[Start of section]

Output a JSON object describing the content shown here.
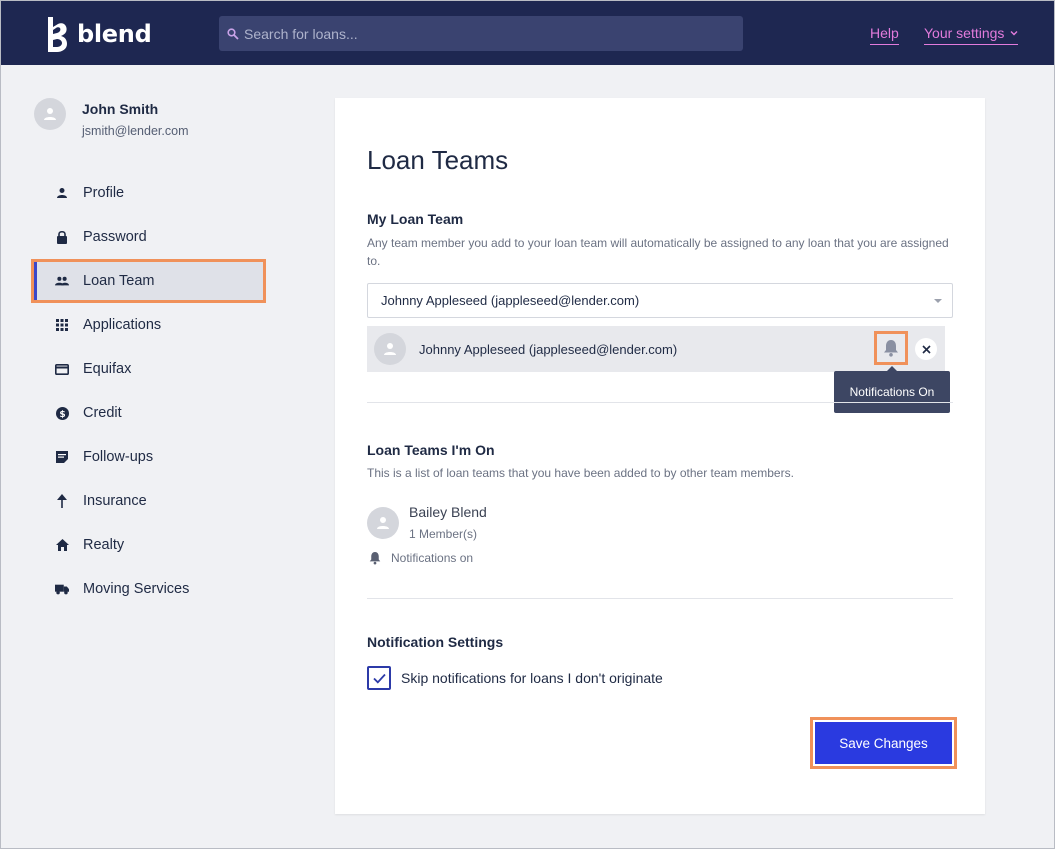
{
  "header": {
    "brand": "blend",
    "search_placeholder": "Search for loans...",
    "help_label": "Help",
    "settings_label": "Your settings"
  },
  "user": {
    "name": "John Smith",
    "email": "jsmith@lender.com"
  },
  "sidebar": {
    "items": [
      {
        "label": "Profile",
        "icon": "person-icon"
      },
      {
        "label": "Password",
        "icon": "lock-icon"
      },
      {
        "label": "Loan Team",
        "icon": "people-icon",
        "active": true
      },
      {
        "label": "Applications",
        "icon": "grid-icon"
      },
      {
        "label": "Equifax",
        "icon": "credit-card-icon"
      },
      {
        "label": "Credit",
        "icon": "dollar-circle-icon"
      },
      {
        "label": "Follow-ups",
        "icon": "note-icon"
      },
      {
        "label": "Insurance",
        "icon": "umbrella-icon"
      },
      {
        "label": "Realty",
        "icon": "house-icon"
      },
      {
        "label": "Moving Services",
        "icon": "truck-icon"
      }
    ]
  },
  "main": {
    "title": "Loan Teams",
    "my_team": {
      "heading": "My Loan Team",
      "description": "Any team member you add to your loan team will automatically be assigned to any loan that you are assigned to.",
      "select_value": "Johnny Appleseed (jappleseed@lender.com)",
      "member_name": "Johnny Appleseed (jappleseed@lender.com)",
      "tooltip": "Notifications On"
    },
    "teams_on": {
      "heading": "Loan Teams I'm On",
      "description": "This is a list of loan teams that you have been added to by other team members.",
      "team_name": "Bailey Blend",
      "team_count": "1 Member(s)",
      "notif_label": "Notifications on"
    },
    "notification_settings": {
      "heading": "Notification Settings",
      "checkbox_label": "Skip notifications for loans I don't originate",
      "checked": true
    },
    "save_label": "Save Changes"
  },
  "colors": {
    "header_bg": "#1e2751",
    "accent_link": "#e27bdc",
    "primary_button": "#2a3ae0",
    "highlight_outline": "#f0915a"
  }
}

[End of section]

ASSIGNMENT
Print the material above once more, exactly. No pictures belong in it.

RESULT BELOW
Output a JSON object describing the content shown here.
{
  "header": {
    "brand": "blend",
    "search_placeholder": "Search for loans...",
    "help_label": "Help",
    "settings_label": "Your settings"
  },
  "user": {
    "name": "John Smith",
    "email": "jsmith@lender.com"
  },
  "sidebar": {
    "items": [
      {
        "label": "Profile",
        "icon": "person-icon"
      },
      {
        "label": "Password",
        "icon": "lock-icon"
      },
      {
        "label": "Loan Team",
        "icon": "people-icon",
        "active": true
      },
      {
        "label": "Applications",
        "icon": "grid-icon"
      },
      {
        "label": "Equifax",
        "icon": "credit-card-icon"
      },
      {
        "label": "Credit",
        "icon": "dollar-circle-icon"
      },
      {
        "label": "Follow-ups",
        "icon": "note-icon"
      },
      {
        "label": "Insurance",
        "icon": "umbrella-icon"
      },
      {
        "label": "Realty",
        "icon": "house-icon"
      },
      {
        "label": "Moving Services",
        "icon": "truck-icon"
      }
    ]
  },
  "main": {
    "title": "Loan Teams",
    "my_team": {
      "heading": "My Loan Team",
      "description": "Any team member you add to your loan team will automatically be assigned to any loan that you are assigned to.",
      "select_value": "Johnny Appleseed (jappleseed@lender.com)",
      "member_name": "Johnny Appleseed (jappleseed@lender.com)",
      "tooltip": "Notifications On"
    },
    "teams_on": {
      "heading": "Loan Teams I'm On",
      "description": "This is a list of loan teams that you have been added to by other team members.",
      "team_name": "Bailey Blend",
      "team_count": "1 Member(s)",
      "notif_label": "Notifications on"
    },
    "notification_settings": {
      "heading": "Notification Settings",
      "checkbox_label": "Skip notifications for loans I don't originate",
      "checked": true
    },
    "save_label": "Save Changes"
  },
  "colors": {
    "header_bg": "#1e2751",
    "accent_link": "#e27bdc",
    "primary_button": "#2a3ae0",
    "highlight_outline": "#f0915a"
  }
}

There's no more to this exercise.